Letting our kids take (mild to moderate) risks while we’re near enough to catch them (or at least kiss away the tears), is a good thing, according to child psychologists. Risky play like climbing too high, jumping too far, and running too fast help kids develop essential physical abilities and skills while curbing fears – and not only is it developmentally appropriate, but it can help your littles develop resiliency along the way, says Early Childhood Educator Ellen Sandseter.

“We may observe an increased neuroticism or psychopathology in society if children are hindered from partaking in age adequate risky play.

So, below are 5 types of risky play you should be encouraging rather than discouraging, no matter how much it stuffs your heart into your throat.

5. Climbing Too High


It turns out kids like to climb for evolutionary reasons – kids, young primates, and young birds all take part in “locomotor play,” which helps them develop muscle strength and endurance, as well as the ability to distinguish depth, shape, form, size, movement, and other orientation abilities.

Don’t worry – they should learn their limits fairly quickly.

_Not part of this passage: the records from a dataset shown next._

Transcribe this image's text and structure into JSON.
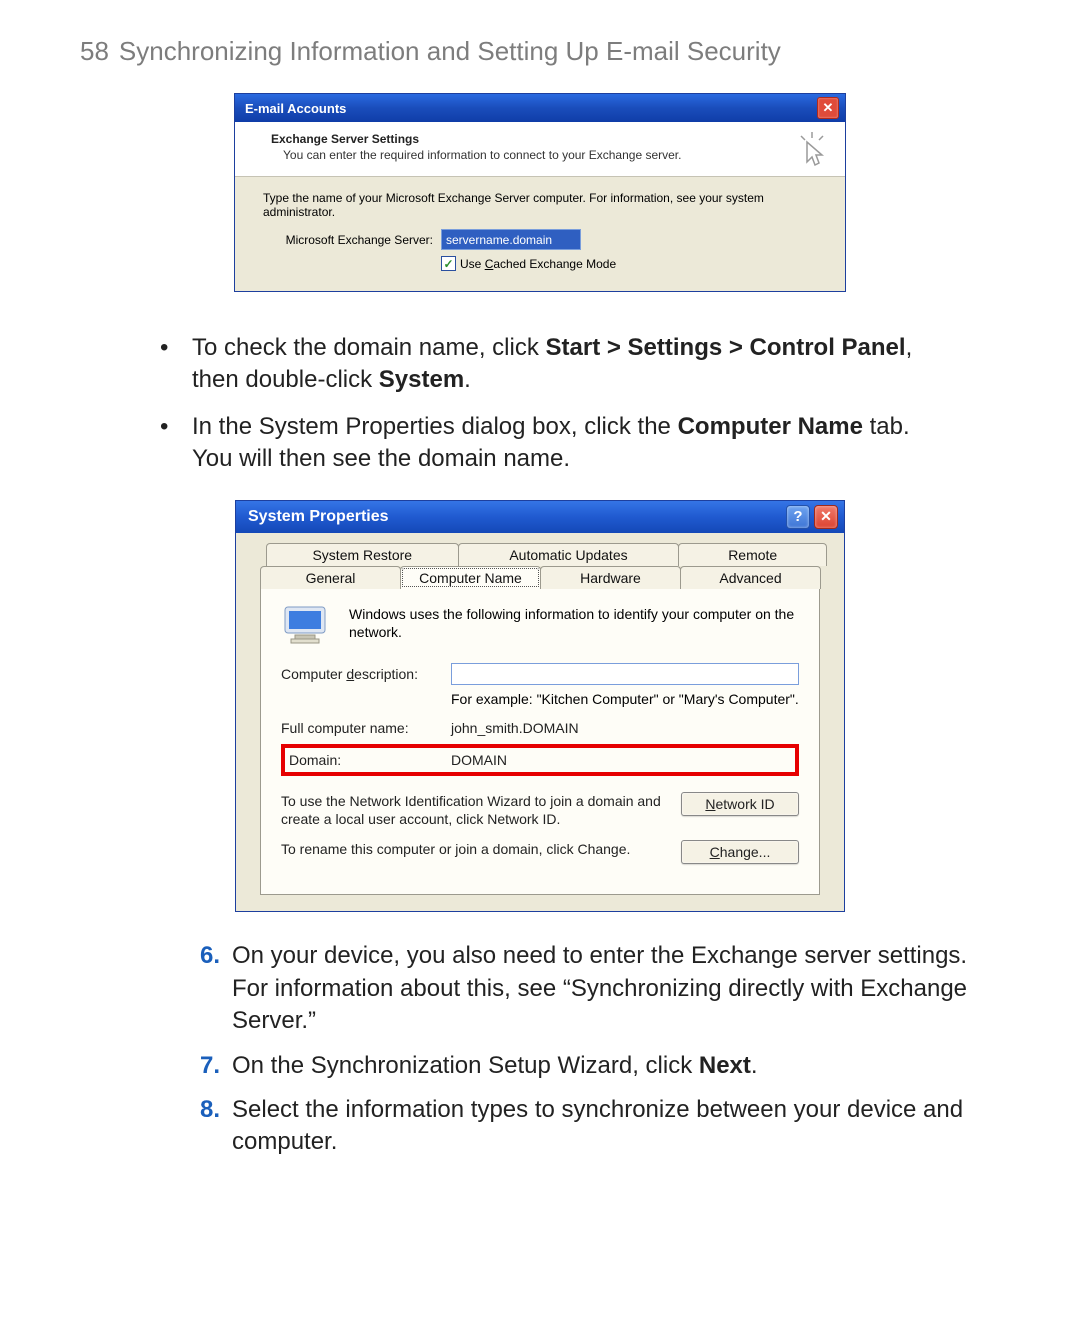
{
  "header": {
    "pageNumber": "58",
    "title": "Synchronizing Information and Setting Up E-mail Security"
  },
  "emailDialog": {
    "title": "E-mail Accounts",
    "headTitle": "Exchange Server Settings",
    "headSub": "You can enter the required information to connect to your Exchange server.",
    "instr": "Type the name of your Microsoft Exchange Server computer. For information, see your system administrator.",
    "serverLabel": "Microsoft Exchange Server:",
    "serverValue": "servername.domain",
    "cachedLabel": "Use Cached Exchange Mode"
  },
  "bullets": {
    "b1_a": "To check the domain name, click ",
    "b1_bold1": "Start > Settings > Control Panel",
    "b1_mid": ", then double-click ",
    "b1_bold2": "System",
    "b1_end": ".",
    "b2_a": "In the System Properties dialog box, click the ",
    "b2_bold": "Computer Name",
    "b2_end": " tab. You will then see the domain name."
  },
  "sysProp": {
    "title": "System Properties",
    "tabs": {
      "systemRestore": "System Restore",
      "autoUpdates": "Automatic Updates",
      "remote": "Remote",
      "general": "General",
      "computerName": "Computer Name",
      "hardware": "Hardware",
      "advanced": "Advanced"
    },
    "info": "Windows uses the following information to identify your computer on the network.",
    "descLabel": "Computer description:",
    "hint": "For example: \"Kitchen Computer\" or \"Mary's Computer\".",
    "fullLabel": "Full computer name:",
    "fullValue": "john_smith.DOMAIN",
    "domainLabel": "Domain:",
    "domainValue": "DOMAIN",
    "networkIdText": "To use the Network Identification Wizard to join a domain and create a local user account, click Network ID.",
    "networkIdBtn_pre": "N",
    "networkIdBtn_rest": "etwork ID",
    "changeText": "To rename this computer or join a domain, click Change.",
    "changeBtn_pre": "C",
    "changeBtn_rest": "hange..."
  },
  "numbered": {
    "n6_num": "6.",
    "n6_text": "On your device, you also need to enter the Exchange server settings. For information about this, see “Synchronizing directly with Exchange Server.”",
    "n7_num": "7.",
    "n7_a": "On the Synchronization Setup Wizard, click ",
    "n7_bold": "Next",
    "n7_end": ".",
    "n8_num": "8.",
    "n8_text": "Select the information types to synchronize between your device and computer."
  }
}
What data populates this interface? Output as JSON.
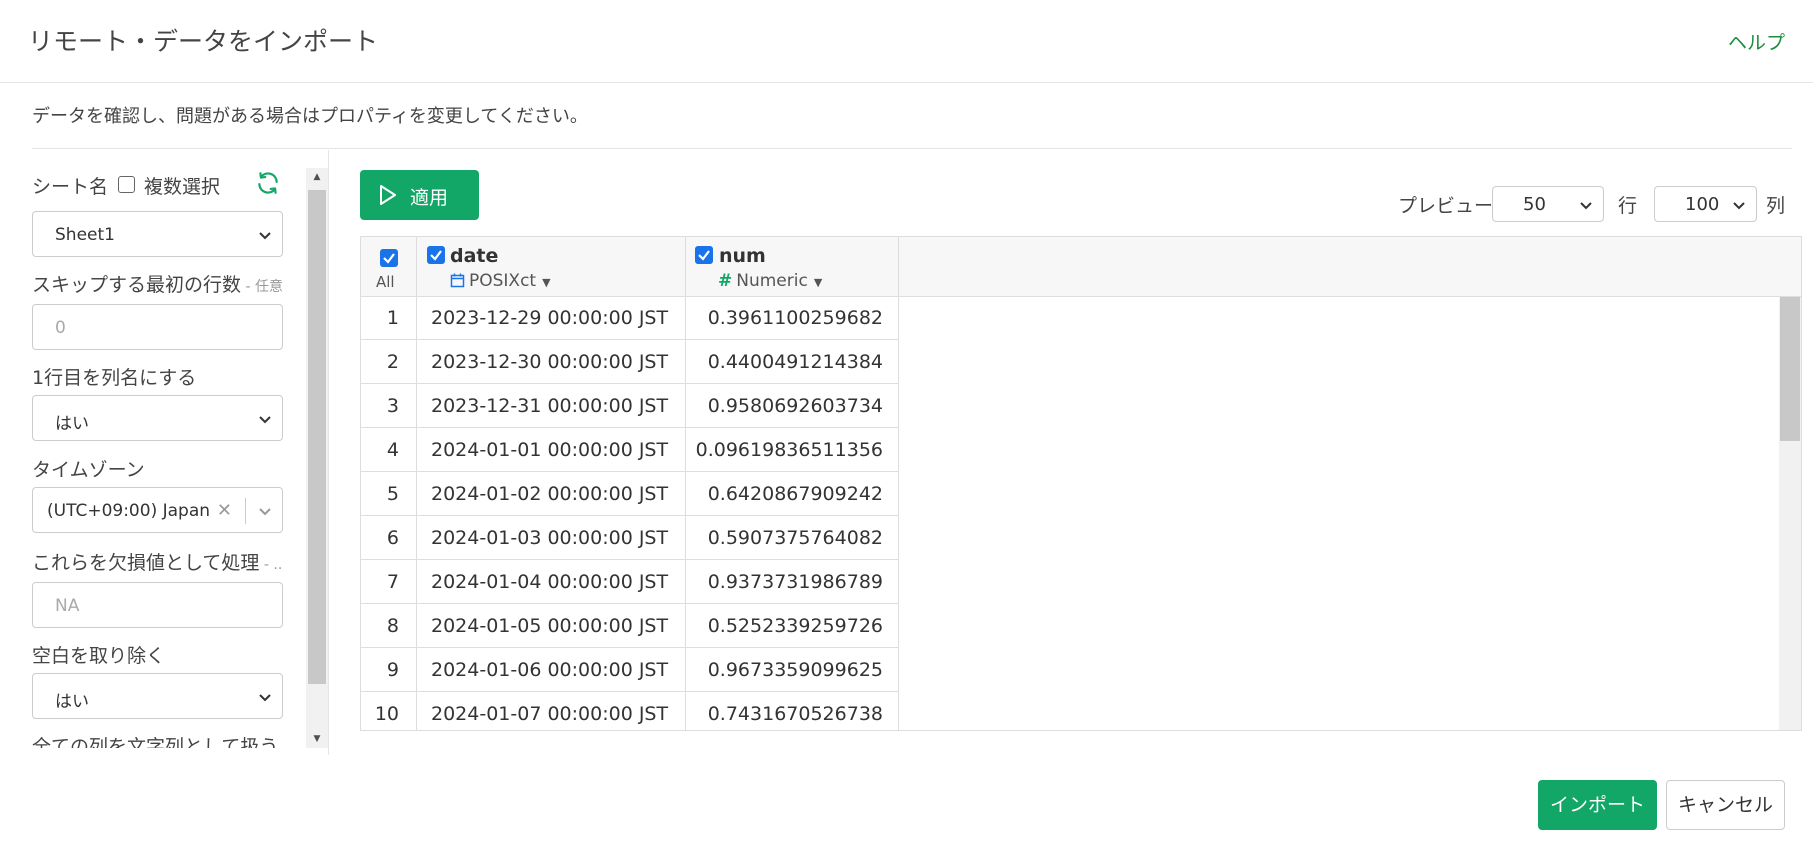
{
  "dialog": {
    "title": "リモート・データをインポート",
    "help_label": "ヘルプ",
    "instruction": "データを確認し、問題がある場合はプロパティを変更してください。"
  },
  "left_panel": {
    "sheet_label": "シート名",
    "multi_select_label": "複数選択",
    "multi_select_checked": false,
    "sheet_value": "Sheet1",
    "skip_rows_label": "スキップする最初の行数",
    "skip_rows_optional": " - 任意",
    "skip_rows_placeholder": "0",
    "header_row_label": "1行目を列名にする",
    "header_row_value": "はい",
    "timezone_label": "タイムゾーン",
    "timezone_value": "(UTC+09:00) Japan",
    "na_label": "これらを欠損値として処理",
    "na_optional": " - ...",
    "na_placeholder": "NA",
    "trim_label": "空白を取り除く",
    "trim_value": "はい",
    "all_as_string_label": "全ての列を文字列として扱う"
  },
  "toolbar": {
    "apply_label": "適用",
    "preview_label": "プレビュー:",
    "rows_value": "50",
    "rows_unit": "行",
    "cols_value": "100",
    "cols_unit": "列"
  },
  "grid": {
    "all_label": "All",
    "columns": [
      {
        "name": "date",
        "type": "POSIXct",
        "type_icon": "calendar-icon"
      },
      {
        "name": "num",
        "type": "Numeric",
        "type_icon": "hash-icon"
      }
    ],
    "rows": [
      {
        "idx": "1",
        "date": "2023-12-29 00:00:00 JST",
        "num": "0.3961100259682"
      },
      {
        "idx": "2",
        "date": "2023-12-30 00:00:00 JST",
        "num": "0.4400491214384"
      },
      {
        "idx": "3",
        "date": "2023-12-31 00:00:00 JST",
        "num": "0.9580692603734"
      },
      {
        "idx": "4",
        "date": "2024-01-01 00:00:00 JST",
        "num": "0.09619836511356"
      },
      {
        "idx": "5",
        "date": "2024-01-02 00:00:00 JST",
        "num": "0.6420867909242"
      },
      {
        "idx": "6",
        "date": "2024-01-03 00:00:00 JST",
        "num": "0.5907375764082"
      },
      {
        "idx": "7",
        "date": "2024-01-04 00:00:00 JST",
        "num": "0.9373731986789"
      },
      {
        "idx": "8",
        "date": "2024-01-05 00:00:00 JST",
        "num": "0.5252339259726"
      },
      {
        "idx": "9",
        "date": "2024-01-06 00:00:00 JST",
        "num": "0.9673359099625"
      },
      {
        "idx": "10",
        "date": "2024-01-07 00:00:00 JST",
        "num": "0.7431670526738"
      }
    ]
  },
  "footer": {
    "import_label": "インポート",
    "cancel_label": "キャンセル"
  },
  "colors": {
    "accent_green": "#12a766",
    "help_green": "#1e8e3e",
    "checkbox_blue": "#1a73e8"
  }
}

4. Running Too Fast


Moving at top speed helps kids develop perceptual awareness and spatial orientation, and it also has antiphobic effects.

Basically, kids who play at high speeds are less likely to be afraid of heights.

3. Playing Too Rough


Roughhousing has been found to be especially important for boys; it helps teach them how to bond, as well as about status and competition.

It helps all children develop physical strength and endurance and how to manage aggression – they learn how to de-escalate and cool down if they get too riled up in the process.

2. Straying Too Far


Kids love to wander off and explore, and experts think it’s more of a form of play than anything, and developmentally appropriate for kids looking for more independence.

1. Being Too Reckless


They like to stand too close to the edge, wander a little too far, or run a little too fast, and though researchers aren’t sure why or the benefits, there is some good news – kids seem to be getting better at identifying the danger line with each generation.

So stand back, parents!

It’s hard, but your kids will thank you one day (probably).